The report by CPAG, called “Rough Justice,” helpfully covers a few of the things I was going to (and still will) look at in upcoming posts. The report is clearer and better written than I would have managed, so please read it for yourself, but I thought I would offer some bullet points of their findings and a few comments on the issues.
What is the report about?
- Universal Credit uses the “Real Time Information Feed” to track claimants’ earnings. This is the system HMRC use for employers to report earnings National Insurance, tax, and pension contributions.
- In many cases, claimants’ pay cycles do not match with their Universal Credit “assessment period,” the period of time that their monthly award is based on.
- This makes it extremely difficult for those with weekly, fortnightly, or even 4-weekly pay to plan financially, especially if bank holidays mean they are paid early or late by their employer.

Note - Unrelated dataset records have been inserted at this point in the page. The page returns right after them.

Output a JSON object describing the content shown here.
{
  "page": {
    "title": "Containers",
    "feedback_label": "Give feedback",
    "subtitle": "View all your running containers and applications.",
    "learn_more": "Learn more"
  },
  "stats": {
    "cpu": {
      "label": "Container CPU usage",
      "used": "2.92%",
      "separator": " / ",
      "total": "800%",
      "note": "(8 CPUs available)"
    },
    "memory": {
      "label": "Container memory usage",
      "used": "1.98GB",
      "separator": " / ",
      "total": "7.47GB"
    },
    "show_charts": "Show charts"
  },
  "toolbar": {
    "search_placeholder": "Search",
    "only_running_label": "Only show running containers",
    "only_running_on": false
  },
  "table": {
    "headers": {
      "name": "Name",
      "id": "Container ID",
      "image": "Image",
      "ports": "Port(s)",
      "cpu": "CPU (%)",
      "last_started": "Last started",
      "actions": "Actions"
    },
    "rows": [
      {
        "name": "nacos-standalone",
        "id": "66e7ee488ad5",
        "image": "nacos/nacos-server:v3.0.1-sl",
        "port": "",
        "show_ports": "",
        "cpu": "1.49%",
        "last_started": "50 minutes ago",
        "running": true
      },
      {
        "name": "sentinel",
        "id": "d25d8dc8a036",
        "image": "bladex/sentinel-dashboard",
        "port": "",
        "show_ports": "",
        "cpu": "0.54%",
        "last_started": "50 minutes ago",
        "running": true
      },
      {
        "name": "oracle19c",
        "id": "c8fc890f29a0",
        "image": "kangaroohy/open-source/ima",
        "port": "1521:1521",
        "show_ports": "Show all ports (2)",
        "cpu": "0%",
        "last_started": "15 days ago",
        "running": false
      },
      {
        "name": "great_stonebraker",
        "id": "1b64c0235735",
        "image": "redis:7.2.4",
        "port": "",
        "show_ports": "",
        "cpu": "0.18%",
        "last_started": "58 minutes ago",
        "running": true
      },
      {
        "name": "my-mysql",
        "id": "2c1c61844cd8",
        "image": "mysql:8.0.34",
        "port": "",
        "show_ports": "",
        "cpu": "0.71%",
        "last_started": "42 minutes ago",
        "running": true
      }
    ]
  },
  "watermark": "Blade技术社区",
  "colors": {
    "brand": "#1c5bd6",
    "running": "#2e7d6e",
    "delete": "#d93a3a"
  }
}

This can cause their Universal Credit payment to vary wildly.
- Universal Credit does not see this as an error, but simply part of how the system works.
- Because of how the benefit cap is applied to claims, many people receive much less than they are entitled to because of this system and through no fault of their own.
- This also affects the “work allowance,” or the amount of a claimant’s wages that is not taken into account when calculating their Universal Credit. This also means they may receive hundreds of pounds less than they are entitled to.
Why is it like this?
I believe these issues are examples of what I previously said to The Guardian which is that Universal Credit is punishing claimants for not understanding a system that was not built with them in mind.
These issues exist not because someone mistakenly thought this process would benefit claimants, but because it would save the Department time calculating payments each month.
So how do we fix it?
CPAG offers up some recommendation at the end of the report, especially that Universal Credit needs to be better at attributing pay to the correct months and assessment periods.
One recommendation is to convert the UC award calculations into a pro-rata daily amount. While this is a perfectly sensible and valid suggestion, I don’t believe the existing IT system or structure of Universal Credit would be able to cope with that.
“The personal budgeting support on offer to claimants is not an adequate solution to this in-built design problem,” they say, which is interesting and something I hope to touch on in a future post.
Another interesting comment they make is that, “Several existing arrangements could be deployed in new ways to assist claimants, without the need to reinvent the wheel.” Again, this seems like a relatively straightforward comment, but UC is a dense and tangled mess, and there are very few changes that can be made without wide reaching effects that impact often unexpected aspects of the benefit.
One example of a change CPAG suggests is allowing claimants to change their assessment period dates, which could and should be an easy fix in any sensibly designed system, but because of the clumsy way UC is calculated and processed this would require a massive overhaul of a lot of systems behind the scenes.
Towards the end of the report CPAG, like a growing number of other commentators in the media and politics, stress the importance of getting the system under control before the managed migration next year. But my big concern is whether these organisations will know whether these problems have been fixed in time to raise the alarm before it’s too late.
I’m looking forward to seeing the effects of this report and whether the Department is willing to make the changes needed to stop the damaging effects of this benefit, but I remain skeptical.